- TASK DIRECTIONS
Look through the entries that follow and return each line that has the string "true".

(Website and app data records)
#####

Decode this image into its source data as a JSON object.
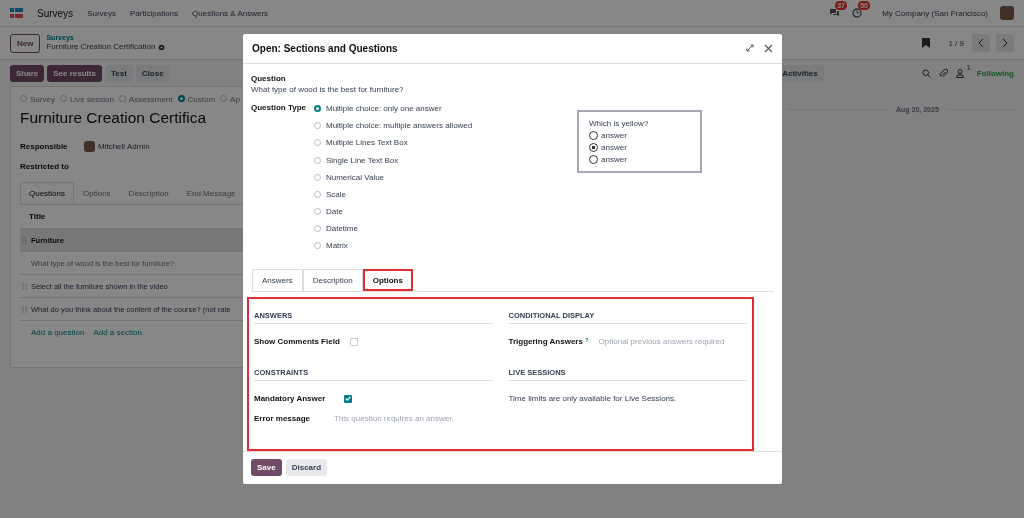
{
  "navbar": {
    "app": "Surveys",
    "menu": [
      "Surveys",
      "Participations",
      "Questions & Answers"
    ],
    "messages_badge": "37",
    "activities_badge": "50",
    "company": "My Company (San Francisco)"
  },
  "control_panel": {
    "new_button": "New",
    "breadcrumb_parent": "Surveys",
    "breadcrumb_current": "Furniture Creation Certification",
    "pager": "1 / 9"
  },
  "form_buttons": [
    {
      "label": "Share",
      "kind": "primary"
    },
    {
      "label": "See results",
      "kind": "primary"
    },
    {
      "label": "Test",
      "kind": "secondary"
    },
    {
      "label": "Close",
      "kind": "secondary"
    }
  ],
  "chatter": {
    "activities_button": "Activities",
    "followers_count": "1",
    "following": "Following",
    "date_divider": "Aug 20, 2025"
  },
  "survey_types": [
    {
      "label": "Survey",
      "selected": false
    },
    {
      "label": "Live session",
      "selected": false
    },
    {
      "label": "Assessment",
      "selected": false
    },
    {
      "label": "Custom",
      "selected": true
    },
    {
      "label": "Ap",
      "selected": false
    }
  ],
  "title": "Furniture Creation Certifica",
  "responsible": {
    "label": "Responsible",
    "value": "Mitchell Admin"
  },
  "restricted_to": {
    "label": "Restricted to"
  },
  "form_tabs": [
    {
      "label": "Questions",
      "selected": true
    },
    {
      "label": "Options",
      "selected": false
    },
    {
      "label": "Description",
      "selected": false
    },
    {
      "label": "End Message",
      "selected": false
    }
  ],
  "table": {
    "columns": [
      "Title"
    ],
    "rows": [
      {
        "title": "Furniture",
        "kind": "section"
      },
      {
        "title": "What type of wood is the best for furniture?",
        "kind": "editing"
      },
      {
        "title": "Select all the furniture shown in the video",
        "kind": "question"
      },
      {
        "title": "What do you think about the content of the course? (not rate",
        "kind": "question"
      }
    ],
    "links": [
      "Add a question",
      "Add a section"
    ]
  },
  "dialog": {
    "title": "Open: Sections and Questions",
    "question_label": "Question",
    "question": "What type of wood is the best for furniture?",
    "question_type_label": "Question Type",
    "question_types": [
      {
        "label": "Multiple choice: only one answer",
        "selected": true
      },
      {
        "label": "Multiple choice: multiple answers allowed",
        "selected": false
      },
      {
        "label": "Multiple Lines Text Box",
        "selected": false
      },
      {
        "label": "Single Line Text Box",
        "selected": false
      },
      {
        "label": "Numerical Value",
        "selected": false
      },
      {
        "label": "Scale",
        "selected": false
      },
      {
        "label": "Date",
        "selected": false
      },
      {
        "label": "Datetime",
        "selected": false
      },
      {
        "label": "Matrix",
        "selected": false
      }
    ],
    "preview": {
      "title": "Which is yellow?",
      "answers": [
        {
          "label": "answer",
          "selected": false
        },
        {
          "label": "answer",
          "selected": true
        },
        {
          "label": "answer",
          "selected": false
        }
      ]
    },
    "tabs": [
      {
        "label": "Answers",
        "selected": false,
        "highlighted": false
      },
      {
        "label": "Description",
        "selected": false,
        "highlighted": false
      },
      {
        "label": "Options",
        "selected": true,
        "highlighted": true
      }
    ],
    "options": {
      "highlighted": true,
      "left": [
        {
          "title": "ANSWERS",
          "fields": [
            {
              "kind": "checkbox",
              "label": "Show Comments Field",
              "checked": false
            }
          ]
        },
        {
          "title": "CONSTRAINTS",
          "fields": [
            {
              "kind": "checkbox",
              "label": "Mandatory Answer",
              "checked": true
            },
            {
              "kind": "input",
              "label": "Error message",
              "placeholder": "This question requires an answer."
            }
          ]
        }
      ],
      "right": [
        {
          "title": "CONDITIONAL DISPLAY",
          "fields": [
            {
              "kind": "input",
              "label": "Triggering Answers",
              "help": "?",
              "placeholder": "Optional previous answers required"
            }
          ]
        },
        {
          "title": "LIVE SESSIONS",
          "fields": [
            {
              "kind": "note",
              "text": "Time limits are only available for Live Sessions."
            }
          ]
        }
      ]
    },
    "buttons": [
      {
        "label": "Save",
        "kind": "primary"
      },
      {
        "label": "Discard",
        "kind": "secondary"
      }
    ]
  }
}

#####

- YOUR SOLUTION
      "selected": true
      "selected": true
        "selected": true
          "selected": true
        "selected": true,
        "highlighted": true
      "highlighted": true,
              "checked": true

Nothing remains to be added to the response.